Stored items
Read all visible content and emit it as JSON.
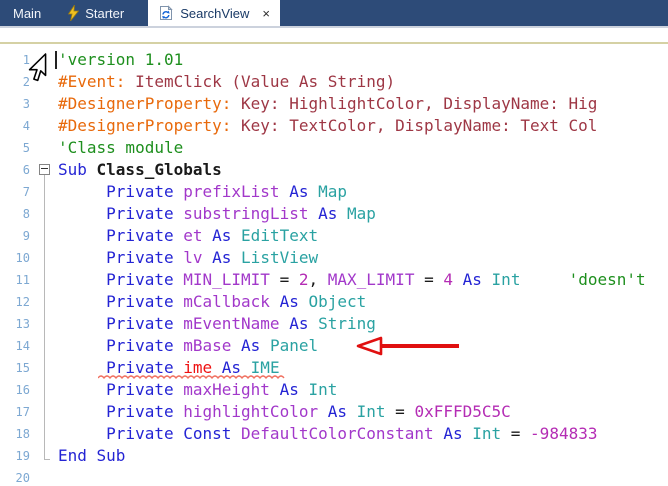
{
  "tab_bar": {
    "tabs": [
      {
        "label": "Main"
      },
      {
        "label": "Starter"
      },
      {
        "label": "SearchView"
      }
    ],
    "close_glyph": "×"
  },
  "colors": {
    "tabbar_bg": "#2d4b78",
    "active_tab_text": "#1a3a66",
    "keyword": "#2424d4",
    "variable": "#a238ca",
    "type": "#2aa2a2",
    "comment": "#1e8f1e",
    "preprocessor": "#e8690b",
    "directive_text": "#9e3745",
    "number": "#b42cb4",
    "error_text": "#ee1111",
    "line_number": "#7da8d2",
    "annotation_arrow": "#e01010",
    "error_squiggle": "#f07060",
    "separator_khaki": "#d5d1a4"
  },
  "editor": {
    "lines": [
      {
        "n": "1",
        "fold": "",
        "caret": true,
        "seg": [
          {
            "t": "'version 1.01",
            "c": "comment"
          }
        ]
      },
      {
        "n": "2",
        "fold": "",
        "seg": [
          {
            "t": "#Event:",
            "c": "pre"
          },
          {
            "t": " ItemClick (Value As String)",
            "c": "dir"
          }
        ]
      },
      {
        "n": "3",
        "fold": "",
        "seg": [
          {
            "t": "#DesignerProperty:",
            "c": "pre"
          },
          {
            "t": " Key: HighlightColor, DisplayName: Hig",
            "c": "dir"
          }
        ]
      },
      {
        "n": "4",
        "fold": "",
        "seg": [
          {
            "t": "#DesignerProperty:",
            "c": "pre"
          },
          {
            "t": " Key: TextColor, DisplayName: Text Col",
            "c": "dir"
          }
        ]
      },
      {
        "n": "5",
        "fold": "",
        "seg": [
          {
            "t": "'Class module",
            "c": "comment"
          }
        ]
      },
      {
        "n": "6",
        "fold": "start",
        "seg": [
          {
            "t": "Sub ",
            "c": "kw"
          },
          {
            "t": "Class_Globals",
            "c": "decl"
          }
        ]
      },
      {
        "n": "7",
        "fold": "mid",
        "seg": [
          {
            "t": "     Private ",
            "c": "kw"
          },
          {
            "t": "prefixList ",
            "c": "var"
          },
          {
            "t": "As ",
            "c": "kw"
          },
          {
            "t": "Map",
            "c": "type"
          }
        ]
      },
      {
        "n": "8",
        "fold": "mid",
        "seg": [
          {
            "t": "     Private ",
            "c": "kw"
          },
          {
            "t": "substringList ",
            "c": "var"
          },
          {
            "t": "As ",
            "c": "kw"
          },
          {
            "t": "Map",
            "c": "type"
          }
        ]
      },
      {
        "n": "9",
        "fold": "mid",
        "seg": [
          {
            "t": "     Private ",
            "c": "kw"
          },
          {
            "t": "et ",
            "c": "var"
          },
          {
            "t": "As ",
            "c": "kw"
          },
          {
            "t": "EditText",
            "c": "type"
          }
        ]
      },
      {
        "n": "10",
        "fold": "mid",
        "seg": [
          {
            "t": "     Private ",
            "c": "kw"
          },
          {
            "t": "lv ",
            "c": "var"
          },
          {
            "t": "As ",
            "c": "kw"
          },
          {
            "t": "ListView",
            "c": "type"
          }
        ]
      },
      {
        "n": "11",
        "fold": "mid",
        "seg": [
          {
            "t": "     Private ",
            "c": "kw"
          },
          {
            "t": "MIN_LIMIT",
            "c": "var"
          },
          {
            "t": " = ",
            "c": "plain"
          },
          {
            "t": "2",
            "c": "num"
          },
          {
            "t": ", ",
            "c": "plain"
          },
          {
            "t": "MAX_LIMIT",
            "c": "var"
          },
          {
            "t": " = ",
            "c": "plain"
          },
          {
            "t": "4",
            "c": "num"
          },
          {
            "t": " ",
            "c": "plain"
          },
          {
            "t": "As ",
            "c": "kw"
          },
          {
            "t": "Int",
            "c": "type"
          },
          {
            "t": "     ",
            "c": "plain"
          },
          {
            "t": "'doesn't",
            "c": "comment"
          }
        ]
      },
      {
        "n": "12",
        "fold": "mid",
        "seg": [
          {
            "t": "     Private ",
            "c": "kw"
          },
          {
            "t": "mCallback ",
            "c": "var"
          },
          {
            "t": "As ",
            "c": "kw"
          },
          {
            "t": "Object",
            "c": "type"
          }
        ]
      },
      {
        "n": "13",
        "fold": "mid",
        "seg": [
          {
            "t": "     Private ",
            "c": "kw"
          },
          {
            "t": "mEventName ",
            "c": "var"
          },
          {
            "t": "As ",
            "c": "kw"
          },
          {
            "t": "String",
            "c": "type"
          }
        ]
      },
      {
        "n": "14",
        "fold": "mid",
        "arrow": true,
        "seg": [
          {
            "t": "     Private ",
            "c": "kw"
          },
          {
            "t": "mBase ",
            "c": "var"
          },
          {
            "t": "As ",
            "c": "kw"
          },
          {
            "t": "Panel",
            "c": "type"
          }
        ]
      },
      {
        "n": "15",
        "fold": "mid",
        "squiggle": true,
        "seg": [
          {
            "t": "     Private ",
            "c": "kw"
          },
          {
            "t": "ime ",
            "c": "err"
          },
          {
            "t": "As ",
            "c": "kw"
          },
          {
            "t": "IME",
            "c": "type"
          }
        ]
      },
      {
        "n": "16",
        "fold": "mid",
        "seg": [
          {
            "t": "     Private ",
            "c": "kw"
          },
          {
            "t": "maxHeight ",
            "c": "var"
          },
          {
            "t": "As ",
            "c": "kw"
          },
          {
            "t": "Int",
            "c": "type"
          }
        ]
      },
      {
        "n": "17",
        "fold": "mid",
        "seg": [
          {
            "t": "     Private ",
            "c": "kw"
          },
          {
            "t": "highlightColor ",
            "c": "var"
          },
          {
            "t": "As ",
            "c": "kw"
          },
          {
            "t": "Int",
            "c": "type"
          },
          {
            "t": " = ",
            "c": "plain"
          },
          {
            "t": "0xFFFD5C5C",
            "c": "num"
          }
        ]
      },
      {
        "n": "18",
        "fold": "mid",
        "seg": [
          {
            "t": "     Private Const ",
            "c": "kw"
          },
          {
            "t": "DefaultColorConstant ",
            "c": "var"
          },
          {
            "t": "As ",
            "c": "kw"
          },
          {
            "t": "Int",
            "c": "type"
          },
          {
            "t": " = ",
            "c": "plain"
          },
          {
            "t": "-984833",
            "c": "num"
          }
        ]
      },
      {
        "n": "19",
        "fold": "end",
        "seg": [
          {
            "t": "End Sub",
            "c": "kw"
          }
        ]
      },
      {
        "n": "20",
        "fold": "",
        "seg": []
      }
    ]
  }
}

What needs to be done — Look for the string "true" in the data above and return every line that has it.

Result for this exercise —
        "caret": true,
        "arrow": true,
        "squiggle": true,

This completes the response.